Jacob Petrus Coetsee is just five years younger than Stellenbosch University (SU). With almost a century to look back on, he has enough stories to fill several books. And he remembers his days as a Matie student like it was yesterday.
Coetsee did his master’s degree in Afrikaans/Dutch at Stellenbosch, followed by an SED and MEd-I course.
He says, for example, that meals at Dagbreek men’s residence, where he lived with roommates Theo Pistorius in 1943 and Oloff Smit in 1944, were, according to him, not always something to write home about. “The food was terrible. We boycotted the food more than once: we’d pour everything standing on the table – salt, pepper, mustard, tomato sauce – into the dishes and onto the table, mix it all up so that it couldn’t be used again, walk out and go and eat at Suikerbossie.”

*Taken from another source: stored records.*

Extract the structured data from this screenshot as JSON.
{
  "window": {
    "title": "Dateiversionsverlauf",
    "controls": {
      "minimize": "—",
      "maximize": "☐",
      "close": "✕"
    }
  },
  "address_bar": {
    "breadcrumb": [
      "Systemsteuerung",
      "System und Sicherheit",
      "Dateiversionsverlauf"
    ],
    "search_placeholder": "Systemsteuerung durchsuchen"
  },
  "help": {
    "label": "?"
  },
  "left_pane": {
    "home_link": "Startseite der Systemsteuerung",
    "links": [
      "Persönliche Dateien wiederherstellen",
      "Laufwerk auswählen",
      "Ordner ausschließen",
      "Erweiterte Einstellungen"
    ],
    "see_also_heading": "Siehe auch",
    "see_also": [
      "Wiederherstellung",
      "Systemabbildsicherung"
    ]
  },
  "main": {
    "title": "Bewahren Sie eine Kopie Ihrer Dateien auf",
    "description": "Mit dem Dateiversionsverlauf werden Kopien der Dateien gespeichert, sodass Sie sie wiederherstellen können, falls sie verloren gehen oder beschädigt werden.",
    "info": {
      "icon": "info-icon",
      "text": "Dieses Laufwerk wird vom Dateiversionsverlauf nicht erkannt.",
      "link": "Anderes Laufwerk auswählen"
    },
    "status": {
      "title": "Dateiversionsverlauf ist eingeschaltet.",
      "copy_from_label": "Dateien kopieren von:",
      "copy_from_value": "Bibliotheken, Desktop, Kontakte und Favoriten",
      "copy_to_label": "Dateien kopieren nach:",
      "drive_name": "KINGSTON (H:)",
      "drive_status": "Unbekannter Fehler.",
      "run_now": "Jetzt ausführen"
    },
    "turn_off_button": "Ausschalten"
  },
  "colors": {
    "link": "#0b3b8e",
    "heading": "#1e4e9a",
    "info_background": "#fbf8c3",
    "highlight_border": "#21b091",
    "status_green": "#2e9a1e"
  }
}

Student humour was clearly in abundance. The lecturer society’s annual dinner, also held in Dagbreek’s dining hall, was another example of this. During the course of the dinner in the dining hall, some of the sturdier students carried one lecturer’s small, lightweight car up the stairs, pushed it through the quad, carried it up more stairs and set it down in front of the closed doors of the dining hall. At a prearranged time, all Dagbreek’s lights were switched off and, when the guests opened the doors to the dining hall to investigate – there stood the car, its lights on bright. “The lecturer had to plead with the students to take his car outside again and to promise that he’d award everyone good marks for the next semester.”
Only one student in Dagbreek had a car in those days, bicycles being the general mode of transport back then. And, just like many other everyday things, the latter were also found to be a source of fun. One day, for example, the students got their hands on the bicycle belonging to the traffic constable known as Five Bob and hoisted it up Dagbreek’s flagpole. “I, too, had a bicycle, which I’d bought third-hand from Appie de Beer. His widow is, coincidentally, living in the same home for the elderly as I am,” says Coetsee. Bicycle theft was a common occurrence even back then and Coetsee’s bicycle also disappeared once. A month later, he saw his bicycle standing dustily at the station – someone just wanted to “borrow” it.
After his studies, Coetsee taught in Kirkwood for three and a half years. When he started to lose his hearing, he left teaching and went onto a specialist division at the then Department of Education, Arts and Science in Pretoria – the Language Service Bureau. There he did translation work, language guidance and editing, mainly in Afrikaans. “Seventeen years later, I came and did in Stellenbosch what I’d actually already wanted to do as a student – I became co-editor at the Woordeboek van die Afrikaanse Taal, the WAT.”
Coetsee retired from the WAT in 1985; he has been a pensioner for 32 years now. With Part 14 of the dictionary in his hand, he says, “I’ll have you know that a lot of sweat went into this book”. According to Coetsee, a Dutchman by the name of Joseph Scaliger wrote in 1597 that “if someone were to deserve the most severe punishment, do not throw him in prison or send him to the mines, no, let him write dictionaries, because in this one activity are compressed all possible torments of the human spirit”.
According to his daughter, Coetsee is a positive person and he never stops learning. “He’s a walking encyclopedia. When someone in the family doesn’t know something, we simply phone him.” Coetsee dedicated his entire life to Afrikaans and it saddens him to see the way that Afrikaans is going. He does not think that the process cannot be reversed; it can, he says, be halted if everyone who cares for the language does her or his duty. His motto: “Be honest and treat your fellow human beings with respect.” A university is, to Coetsee, an after-school institution where information, insights and skills are transferred to less knowledgeable persons. “Dedicate yourself to your studies and the rest is incidental.”
- By Elbie Els -